When Hakaze learns Aika is Yoshino’s girlfriend, she blames herself for her demise, even if he doesn’t. After getting him to show some emotion over the loss he’s carried for so long, she devises a plan to determine once and for all whether the Tree of Genesis follows her will – and will submit to its own destruction – or is only using her as a tool to revive itself. She and Yoshino part ways and she flies to Yokohama in a costume to face Hanemura in a highly public duel in which she helps him push his powers to their maximum potential.
Tempest is a show that isn’t afraid to present lots of discussion, debate, introspection, and analysis, while lacking a defined weekly action sequence in which nearly all episodes climax (a la Bones’ Star Driver). Because of this, when it does break out the action, it’s almost always unexpected and novel.

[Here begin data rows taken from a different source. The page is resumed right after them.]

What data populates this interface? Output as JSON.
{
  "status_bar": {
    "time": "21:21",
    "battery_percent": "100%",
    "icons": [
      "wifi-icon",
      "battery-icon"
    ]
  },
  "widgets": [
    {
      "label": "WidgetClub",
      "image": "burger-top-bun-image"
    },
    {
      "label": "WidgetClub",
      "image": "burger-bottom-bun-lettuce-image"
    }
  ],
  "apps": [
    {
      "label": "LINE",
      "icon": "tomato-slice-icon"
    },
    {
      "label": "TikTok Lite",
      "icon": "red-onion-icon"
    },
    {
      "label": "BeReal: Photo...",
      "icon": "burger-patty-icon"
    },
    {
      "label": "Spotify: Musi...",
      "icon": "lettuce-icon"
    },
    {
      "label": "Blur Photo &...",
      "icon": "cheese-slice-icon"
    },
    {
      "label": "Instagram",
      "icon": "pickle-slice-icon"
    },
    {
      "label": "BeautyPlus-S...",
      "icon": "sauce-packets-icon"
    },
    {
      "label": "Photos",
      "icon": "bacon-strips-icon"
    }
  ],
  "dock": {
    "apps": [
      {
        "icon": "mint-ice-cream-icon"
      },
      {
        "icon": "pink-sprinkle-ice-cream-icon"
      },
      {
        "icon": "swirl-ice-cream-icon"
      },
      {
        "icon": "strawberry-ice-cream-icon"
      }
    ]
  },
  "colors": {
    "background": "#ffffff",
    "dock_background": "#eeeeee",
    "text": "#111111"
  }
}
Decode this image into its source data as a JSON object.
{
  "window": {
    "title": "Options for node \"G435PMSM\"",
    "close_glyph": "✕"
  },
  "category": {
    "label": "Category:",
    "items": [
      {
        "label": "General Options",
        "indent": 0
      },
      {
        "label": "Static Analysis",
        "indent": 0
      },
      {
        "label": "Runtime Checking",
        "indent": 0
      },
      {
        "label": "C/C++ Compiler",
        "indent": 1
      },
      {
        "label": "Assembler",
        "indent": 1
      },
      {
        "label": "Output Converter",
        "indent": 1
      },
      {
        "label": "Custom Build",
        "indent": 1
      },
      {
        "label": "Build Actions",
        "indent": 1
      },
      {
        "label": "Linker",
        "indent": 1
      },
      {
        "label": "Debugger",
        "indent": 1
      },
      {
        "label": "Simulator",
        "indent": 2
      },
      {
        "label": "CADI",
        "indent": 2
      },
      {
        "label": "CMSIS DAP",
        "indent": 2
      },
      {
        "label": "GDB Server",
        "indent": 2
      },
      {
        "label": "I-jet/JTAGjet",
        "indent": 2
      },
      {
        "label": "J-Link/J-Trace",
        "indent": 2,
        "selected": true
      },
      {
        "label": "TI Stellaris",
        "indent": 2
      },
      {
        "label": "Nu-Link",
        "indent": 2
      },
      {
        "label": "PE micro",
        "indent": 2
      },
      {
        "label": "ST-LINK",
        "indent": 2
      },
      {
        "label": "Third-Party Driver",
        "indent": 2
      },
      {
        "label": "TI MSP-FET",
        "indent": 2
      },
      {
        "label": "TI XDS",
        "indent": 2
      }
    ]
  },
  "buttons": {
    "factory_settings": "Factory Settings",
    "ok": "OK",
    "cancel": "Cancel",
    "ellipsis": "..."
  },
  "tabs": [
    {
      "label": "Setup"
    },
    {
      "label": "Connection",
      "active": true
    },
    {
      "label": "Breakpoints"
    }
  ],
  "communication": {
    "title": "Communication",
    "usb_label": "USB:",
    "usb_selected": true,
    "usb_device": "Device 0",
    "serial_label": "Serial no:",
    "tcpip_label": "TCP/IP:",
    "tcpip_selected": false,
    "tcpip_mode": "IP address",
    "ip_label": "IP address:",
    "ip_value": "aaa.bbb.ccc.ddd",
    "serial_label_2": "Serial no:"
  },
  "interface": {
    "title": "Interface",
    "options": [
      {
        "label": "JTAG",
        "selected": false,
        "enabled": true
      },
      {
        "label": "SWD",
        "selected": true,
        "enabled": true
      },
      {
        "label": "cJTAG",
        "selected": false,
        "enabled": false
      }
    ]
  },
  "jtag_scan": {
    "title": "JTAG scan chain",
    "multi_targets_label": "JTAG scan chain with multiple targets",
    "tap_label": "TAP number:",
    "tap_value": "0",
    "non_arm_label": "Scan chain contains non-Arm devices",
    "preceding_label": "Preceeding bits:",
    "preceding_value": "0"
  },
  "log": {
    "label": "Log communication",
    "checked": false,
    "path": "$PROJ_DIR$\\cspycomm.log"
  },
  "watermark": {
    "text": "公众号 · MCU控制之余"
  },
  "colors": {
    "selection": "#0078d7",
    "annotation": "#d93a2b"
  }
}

We would have never thought Hanemura would evolve into the classic superhero…but we expected Hakaze to fly into the air in a gaudy outfit and play along with him even less. That being said, it’s a pretty awesome turn of events.
We also continue to admire Hanemura’s inconvenient perceptiveness as he casually opines that Aika is totally Yoshino’s girlfriend, and he’s never told Mahiro because Mahiro loves Aika too (he doesn’t say this bit aloud). But the comedy is again nicely balanced by plenty of poignant drama. Mahiro’s reaction to Hanemura’s theory is to simply sod off and clean the kitchen. But Hakaze’s reaction is far more involved. She even gets Yoshino to have a badly-needed cry in her bosom. Her love of Yoshino is no longer a distraction, but a key motivator in her future plans for the Tree of Genesis.
Rating: 9 (Superior)
Kotoura invites Manabe, Mifune, Kuroto and Moritani to her family home for summer vacation. Upon arriving in the town they are escorted via limousine to an abandoned hospital, within which is “Kotouraland”, a theme park her grandfather built. The next day they relax on the Kotoura private beach, and Manabe saves Kotoura from the ocean current, and finally gets to eat one of her homemade lunches. They end the night with fireworks, and Kotoura thanks everyone for coming. Her mother watches from the distance.
This very special episode of Kotoura-san was an in-depth investigation of the tremendous disparity between the super-rich and the middle class of Japan. Kotoura’s grandfather possesses seemingly infinite wealth, and it’s left up to our imaginations exactly how that wealth was amassed. Regardless, his creeper factor is bumped up a couple of notches by wanting to involve himself in every aspect of these kids’ summer vacation, including dropping them off at a spooky run-down building then revealing he meticulously designed and built a bizarre theme park featuring mascot versions of Kotoura and her friends. It’s all…a bit much.
While this episode doesn’t go as far as Sket Dance did in illustrating just how filthy rich the Unyuu family is, it still goes pretty far. In our opinion, all the opulence and all of Gramps’s ludicrously excessive gestures only harm what is at its core a lightweight but pleasant portrayal of Kotoura’s first summer vacation spent with actual friends and not alone. But her nightmare shows that Kotoura is still not quite over her past traumas. The appearance of her mother, an ice cold bitch who told her daughter she wish she hadn’t given birth to her, is not a good sign, unless of course she’s there to reconcile with said daughter. Judging from her expression, we’d think not…
Rating: 6 (Good)
The summer heat has driven away the shopping districts customers, so at the next meeting Tamako suggests they open a haunted house. Using the bathhouse storeroom, she and her friends prepare the house while the adult shopkeepers experience strange incidents that lead them to believe the district is cursed. However, three of the five incidents were explained logically by Shiori, and the other two fabricated by Kanna. The haunted house is a big hit, attracting lots of business to the district as intended.
As soon as the cold open projected a darker, more forboding atmosphere than we’d seen in the series to date, we were a little perplexed about what was in store this week, but after Tamako’s idea is revealed, it all became clear. With business in the toilet due to the summer heat, the promise of chills brought on by sundry frights proves a surefire way to bring the people out. Meanwhile, things like guardian stones and haunted houses bemuse and intrigue Dera, for whom they are foreign concepts.
It helps that everyone in the district is so tight, they not only promptly provide all the materials Tamako and her friends need for the haunted house, but they inadvertently perpetuate the rumor of the district itself being haunted, thus creating hype for the house. The adults did act a little goofily this week, but we’ll chalk it up to the heat. Ooji is absent this week, which is probably for the best, and at the very end the princess from Dera’s homeland appears, which should defintely shake things up.
Rating: 6 (Good)